Assuming you are dining in a ristorante (we will also write more on the differences between the various types of places to eat in Italy), generally the courses are as follows:  antipasto, primo, secondo (with contorno) and dolce.  Of course, not everyone orders or eats all the courses and that’s the beauty of it all—the point is to have a great time and enjoy life.  La Dolce Vita!

Now, let’s start with the antipasto (no pun intended).  This is the starter course and it can consist of charcuterie, cheese and bread or it can simply be a beautiful bruschetta made with fresh tomatoes and extra virgin olive oil.  The next course, il primo, is the first course.  Typical first courses or primi (plural for primo) are pasta, soup, gnocchi and risotto.  Portion sizes tend to be smaller than in the US so you should still have room for the main course, il secondo!  Generally this is your meat or seafood course.  Depending on the region where you are dining, you can choose from various seafood or meat options.  In Tuscany, the bistecca alla fiorentina is your best option if you love steak.  It’s tender, juicy and grilled to perfection after having been drizzled with olive oil and herbs.  Magnifico!  Also, Italians normally order a contorno or a side with the secondo and the contorno is usually vegetables (raw or cooked).  I tend to order a salad—arugula salad to compliment the taste of the steak.  I add a little extra virgin olive oil, squeeze a fresh lemon and add a dash of salt to my arugula salad.

The last course is the dolce or dessert.  There are many delicious options to choose from including tiramisu, panna cotta, cake or gelato.  Keep in mind, wine is served during the meal and after dinner, most Italians have an espresso (no milk).  Some Italians will also have a digestivo to aid in digestion after dinner.  Generally, the digestive after the meal is a grappa, amaro or limoncello (depending on the region of Italy).

I hope you find this content helpful in living like a local.  Please feel free to send us any topic you are interested in learning more about and we’ll be happy to write about it.  In the meantime, Buon Appetito!

 

 

 

March 2017

January 2017

December 2016

Ahhh…. The aperitivo

By | 2016-12-15T01:50:20+00:00 December 8th, 2016|food|
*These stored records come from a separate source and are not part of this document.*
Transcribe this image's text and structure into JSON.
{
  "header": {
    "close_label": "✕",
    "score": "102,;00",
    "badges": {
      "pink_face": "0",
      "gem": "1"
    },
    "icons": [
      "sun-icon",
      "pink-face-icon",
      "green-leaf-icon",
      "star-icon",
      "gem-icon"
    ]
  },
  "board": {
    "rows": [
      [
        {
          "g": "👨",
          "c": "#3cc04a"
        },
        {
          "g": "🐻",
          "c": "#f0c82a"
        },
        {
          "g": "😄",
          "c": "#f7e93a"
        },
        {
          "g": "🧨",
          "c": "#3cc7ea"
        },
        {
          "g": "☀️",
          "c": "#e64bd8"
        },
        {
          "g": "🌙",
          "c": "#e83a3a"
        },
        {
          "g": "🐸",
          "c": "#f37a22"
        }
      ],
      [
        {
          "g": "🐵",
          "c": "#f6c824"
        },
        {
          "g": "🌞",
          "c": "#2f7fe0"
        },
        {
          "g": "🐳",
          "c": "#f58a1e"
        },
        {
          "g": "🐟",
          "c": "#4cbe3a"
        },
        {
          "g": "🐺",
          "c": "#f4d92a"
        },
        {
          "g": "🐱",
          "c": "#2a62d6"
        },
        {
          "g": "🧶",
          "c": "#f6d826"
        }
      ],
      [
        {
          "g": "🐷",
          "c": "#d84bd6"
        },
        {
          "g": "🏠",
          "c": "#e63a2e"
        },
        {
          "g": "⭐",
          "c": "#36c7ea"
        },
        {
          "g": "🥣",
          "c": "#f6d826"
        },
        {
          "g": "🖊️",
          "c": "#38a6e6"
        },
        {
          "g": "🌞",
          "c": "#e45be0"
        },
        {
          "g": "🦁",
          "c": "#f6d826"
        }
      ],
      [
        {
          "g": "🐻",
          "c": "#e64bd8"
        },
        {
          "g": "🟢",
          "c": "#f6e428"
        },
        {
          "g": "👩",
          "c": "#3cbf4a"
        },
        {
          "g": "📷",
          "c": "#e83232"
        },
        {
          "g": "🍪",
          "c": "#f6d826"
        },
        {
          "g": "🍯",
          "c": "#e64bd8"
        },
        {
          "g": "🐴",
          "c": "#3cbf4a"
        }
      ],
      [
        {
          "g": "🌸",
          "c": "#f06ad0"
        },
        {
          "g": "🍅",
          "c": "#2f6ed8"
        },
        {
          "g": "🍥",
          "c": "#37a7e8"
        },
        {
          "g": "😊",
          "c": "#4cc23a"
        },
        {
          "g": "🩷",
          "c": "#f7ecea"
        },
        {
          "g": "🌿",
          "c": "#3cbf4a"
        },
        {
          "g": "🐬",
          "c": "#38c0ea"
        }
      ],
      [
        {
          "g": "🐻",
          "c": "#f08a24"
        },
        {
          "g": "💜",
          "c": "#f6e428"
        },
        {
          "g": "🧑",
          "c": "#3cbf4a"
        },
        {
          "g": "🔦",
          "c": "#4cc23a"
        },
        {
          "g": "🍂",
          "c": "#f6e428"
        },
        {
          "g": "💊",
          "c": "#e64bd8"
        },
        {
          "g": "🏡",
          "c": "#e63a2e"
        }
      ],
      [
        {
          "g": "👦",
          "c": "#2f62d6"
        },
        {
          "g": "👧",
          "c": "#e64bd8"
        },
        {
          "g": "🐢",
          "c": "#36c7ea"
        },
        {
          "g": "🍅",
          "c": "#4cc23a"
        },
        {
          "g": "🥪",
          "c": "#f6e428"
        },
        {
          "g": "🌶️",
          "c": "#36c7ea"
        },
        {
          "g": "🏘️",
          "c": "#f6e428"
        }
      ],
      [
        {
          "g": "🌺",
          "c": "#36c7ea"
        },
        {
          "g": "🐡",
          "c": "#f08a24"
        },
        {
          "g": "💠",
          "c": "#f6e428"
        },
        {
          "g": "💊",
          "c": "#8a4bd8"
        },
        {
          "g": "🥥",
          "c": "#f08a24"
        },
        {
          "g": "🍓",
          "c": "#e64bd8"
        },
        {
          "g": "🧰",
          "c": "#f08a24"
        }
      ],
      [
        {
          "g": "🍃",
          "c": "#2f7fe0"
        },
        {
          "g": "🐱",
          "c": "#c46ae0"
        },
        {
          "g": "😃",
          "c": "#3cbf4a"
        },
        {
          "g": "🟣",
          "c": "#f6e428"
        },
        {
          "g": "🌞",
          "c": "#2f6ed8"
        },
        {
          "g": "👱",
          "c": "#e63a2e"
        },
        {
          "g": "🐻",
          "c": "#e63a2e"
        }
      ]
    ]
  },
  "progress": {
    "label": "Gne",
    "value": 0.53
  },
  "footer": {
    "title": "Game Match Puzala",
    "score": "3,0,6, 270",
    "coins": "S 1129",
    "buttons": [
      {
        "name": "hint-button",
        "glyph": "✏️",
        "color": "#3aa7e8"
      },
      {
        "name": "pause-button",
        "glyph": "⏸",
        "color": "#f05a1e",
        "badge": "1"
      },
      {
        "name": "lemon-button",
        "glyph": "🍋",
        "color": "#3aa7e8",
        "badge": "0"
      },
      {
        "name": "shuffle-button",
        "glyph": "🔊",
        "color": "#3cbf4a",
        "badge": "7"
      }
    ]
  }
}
Just one of the many great things in Italy. Order your favorite drink, and for a little more you can partake in great light snacks at the buffet. The idea is not to make this your dinner (many do though) but to rather get your taste buds ready for dinner. I tend to visit smaller, off the beaten path places to enjoy my aperitivo.